Her Smell plays more like a horror film than your conventional biopic, there’s a permeance of dread flooding the dimly lit corridors and changing rooms as Becky ensnares anyone who crosses her. It’s a departure for the star, who usually plays more amiable protagonists, but a role she excels within. Each confrontation feels like a further insight into the questionable morals of superstardom as Becky’s talent gives way to her viscous narcissism, made worse by the arrival of new favourites in the scene The Akergirls. Although the story focuses predominantly upon Becky, there is some nice work done by Perry to give implicit details on each of the supporting cast members. Including Danny, formerly Dirty Dan, (Dan Stevens) who is father to Becky’s child, her long-suffering manager Howard (Eric Stoltz), and band members Marielle Hell (Agyness Deyn) and Ali van der Wolff (Gayle Rankin). Their relationship to Becky becoming more nuanced through each encounter, whether exasperated, or sympathetic there’s enough justification to make it feel realistic. This can’t be said for Cara Delevigne and Amber Heard’s characters however, who have interesting premises that are sadly left underdeveloped.
This is mildly confusing given that the film has a long runtime for what it is, coming in at just over two hours, and the scene near the beginning of the second act in the band’s recording studio does begin to wear thin long before its over. This is thankfully quite easily forgiven by the execution of the film’s more vibrant scenes. The camera deftly follows Something on her rampages, which when paired with a repeating discordant score of percussion and stabbing synthesisers is extremely unsettling. And in a few of the film’s rare violent moments, you really wonder how far Perry will be willing to go.

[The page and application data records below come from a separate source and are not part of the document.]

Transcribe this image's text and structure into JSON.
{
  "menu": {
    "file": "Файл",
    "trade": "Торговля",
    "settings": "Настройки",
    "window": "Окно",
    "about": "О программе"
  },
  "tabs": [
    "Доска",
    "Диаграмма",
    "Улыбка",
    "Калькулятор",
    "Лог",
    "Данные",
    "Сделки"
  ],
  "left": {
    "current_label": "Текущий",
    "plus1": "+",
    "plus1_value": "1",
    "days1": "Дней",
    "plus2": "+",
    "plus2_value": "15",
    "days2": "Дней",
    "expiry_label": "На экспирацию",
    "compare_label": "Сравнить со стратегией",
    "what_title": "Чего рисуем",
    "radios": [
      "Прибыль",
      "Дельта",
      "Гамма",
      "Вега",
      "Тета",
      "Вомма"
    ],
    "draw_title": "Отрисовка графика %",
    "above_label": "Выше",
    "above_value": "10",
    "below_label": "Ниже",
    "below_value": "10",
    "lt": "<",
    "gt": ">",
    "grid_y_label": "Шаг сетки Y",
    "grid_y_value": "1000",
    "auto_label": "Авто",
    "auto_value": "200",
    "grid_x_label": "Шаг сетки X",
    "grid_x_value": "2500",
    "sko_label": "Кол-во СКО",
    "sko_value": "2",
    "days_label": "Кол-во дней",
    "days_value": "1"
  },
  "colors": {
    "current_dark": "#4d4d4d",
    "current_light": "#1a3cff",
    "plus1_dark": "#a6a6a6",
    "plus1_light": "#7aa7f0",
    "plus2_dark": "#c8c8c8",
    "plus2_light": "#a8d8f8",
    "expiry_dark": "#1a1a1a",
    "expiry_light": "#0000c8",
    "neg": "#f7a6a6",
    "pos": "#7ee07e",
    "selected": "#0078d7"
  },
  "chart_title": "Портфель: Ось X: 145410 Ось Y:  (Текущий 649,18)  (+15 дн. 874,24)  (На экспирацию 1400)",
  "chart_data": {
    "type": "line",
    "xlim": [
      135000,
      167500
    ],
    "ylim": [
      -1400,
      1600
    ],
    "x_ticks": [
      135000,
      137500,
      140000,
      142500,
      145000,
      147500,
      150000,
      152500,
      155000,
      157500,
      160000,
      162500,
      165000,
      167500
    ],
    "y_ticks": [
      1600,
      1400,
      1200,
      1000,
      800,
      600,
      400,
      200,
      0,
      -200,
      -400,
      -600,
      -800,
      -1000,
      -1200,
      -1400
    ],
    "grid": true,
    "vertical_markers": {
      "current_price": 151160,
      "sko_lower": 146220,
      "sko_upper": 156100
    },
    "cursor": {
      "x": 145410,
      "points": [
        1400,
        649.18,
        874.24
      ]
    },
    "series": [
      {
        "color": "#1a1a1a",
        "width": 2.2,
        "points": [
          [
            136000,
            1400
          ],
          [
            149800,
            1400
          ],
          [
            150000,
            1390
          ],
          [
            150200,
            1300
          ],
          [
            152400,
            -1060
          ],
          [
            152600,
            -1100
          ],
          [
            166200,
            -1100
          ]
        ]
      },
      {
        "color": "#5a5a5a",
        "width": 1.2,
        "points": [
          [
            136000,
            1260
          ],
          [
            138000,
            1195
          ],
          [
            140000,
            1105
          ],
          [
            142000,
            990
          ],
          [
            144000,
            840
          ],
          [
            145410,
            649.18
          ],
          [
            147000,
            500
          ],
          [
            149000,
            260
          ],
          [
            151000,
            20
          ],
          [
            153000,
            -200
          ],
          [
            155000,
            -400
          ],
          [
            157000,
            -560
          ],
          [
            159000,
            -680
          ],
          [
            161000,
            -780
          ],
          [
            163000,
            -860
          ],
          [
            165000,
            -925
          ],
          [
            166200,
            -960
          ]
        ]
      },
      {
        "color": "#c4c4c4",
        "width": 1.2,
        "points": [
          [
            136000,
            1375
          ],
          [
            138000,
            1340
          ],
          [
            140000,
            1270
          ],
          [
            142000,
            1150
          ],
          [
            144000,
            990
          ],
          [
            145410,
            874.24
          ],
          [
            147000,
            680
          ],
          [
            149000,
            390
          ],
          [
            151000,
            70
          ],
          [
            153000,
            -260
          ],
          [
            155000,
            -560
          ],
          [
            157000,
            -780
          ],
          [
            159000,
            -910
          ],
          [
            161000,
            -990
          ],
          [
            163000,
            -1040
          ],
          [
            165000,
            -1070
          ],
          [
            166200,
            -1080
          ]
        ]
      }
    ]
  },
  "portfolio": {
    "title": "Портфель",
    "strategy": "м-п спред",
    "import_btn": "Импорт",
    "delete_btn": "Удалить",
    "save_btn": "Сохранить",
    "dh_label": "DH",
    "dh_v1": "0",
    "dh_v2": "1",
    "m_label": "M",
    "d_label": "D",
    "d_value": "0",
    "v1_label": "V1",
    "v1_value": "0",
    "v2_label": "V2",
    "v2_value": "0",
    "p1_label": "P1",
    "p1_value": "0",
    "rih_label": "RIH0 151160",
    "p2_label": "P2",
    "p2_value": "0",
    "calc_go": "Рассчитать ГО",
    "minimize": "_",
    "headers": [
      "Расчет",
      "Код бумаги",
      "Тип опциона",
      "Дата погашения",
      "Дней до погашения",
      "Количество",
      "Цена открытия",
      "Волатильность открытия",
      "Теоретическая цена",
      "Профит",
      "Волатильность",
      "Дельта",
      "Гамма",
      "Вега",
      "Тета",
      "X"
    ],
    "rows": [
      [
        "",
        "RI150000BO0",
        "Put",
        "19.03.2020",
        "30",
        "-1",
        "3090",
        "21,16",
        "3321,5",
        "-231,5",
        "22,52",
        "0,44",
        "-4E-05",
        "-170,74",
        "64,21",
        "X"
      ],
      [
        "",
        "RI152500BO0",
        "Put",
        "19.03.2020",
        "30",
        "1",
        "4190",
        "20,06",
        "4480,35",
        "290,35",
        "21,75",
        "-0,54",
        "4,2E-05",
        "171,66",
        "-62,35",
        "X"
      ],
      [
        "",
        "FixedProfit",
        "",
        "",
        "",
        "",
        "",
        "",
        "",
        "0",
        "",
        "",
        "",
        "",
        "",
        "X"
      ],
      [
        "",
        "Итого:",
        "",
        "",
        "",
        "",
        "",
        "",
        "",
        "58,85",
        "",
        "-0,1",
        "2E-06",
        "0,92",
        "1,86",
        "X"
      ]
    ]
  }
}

The film isn’t all doom centric however, there are a few live performances from Moss including a cover of The Only Ones’ Another Girl, Another Planet which are exceptional, and nicely illustrate why Becky Something and her band Something She are so adored publicly. The final third also takes a more optimistic approach after she’s gone through recovery, and whilst its interesting to see the previous relationships in her new, sober, light it can’t help but falter in the wake of the preceding chaos. There are a few nice scenes, including an inversion of the previously mentioned score motif, but it all unfortunately builds to a climax belonging in a film far sweeter than Her Smell.
This is a very good spin on the rock biopic genre, but it’s kept from perfection by some baggy scenes and an anticlimactic ending. Her Smell is still worth watching primarily due to Moss’ visceral performance as Becky Something, but also its truly individualistic take on addiction and wholly corrupting fame.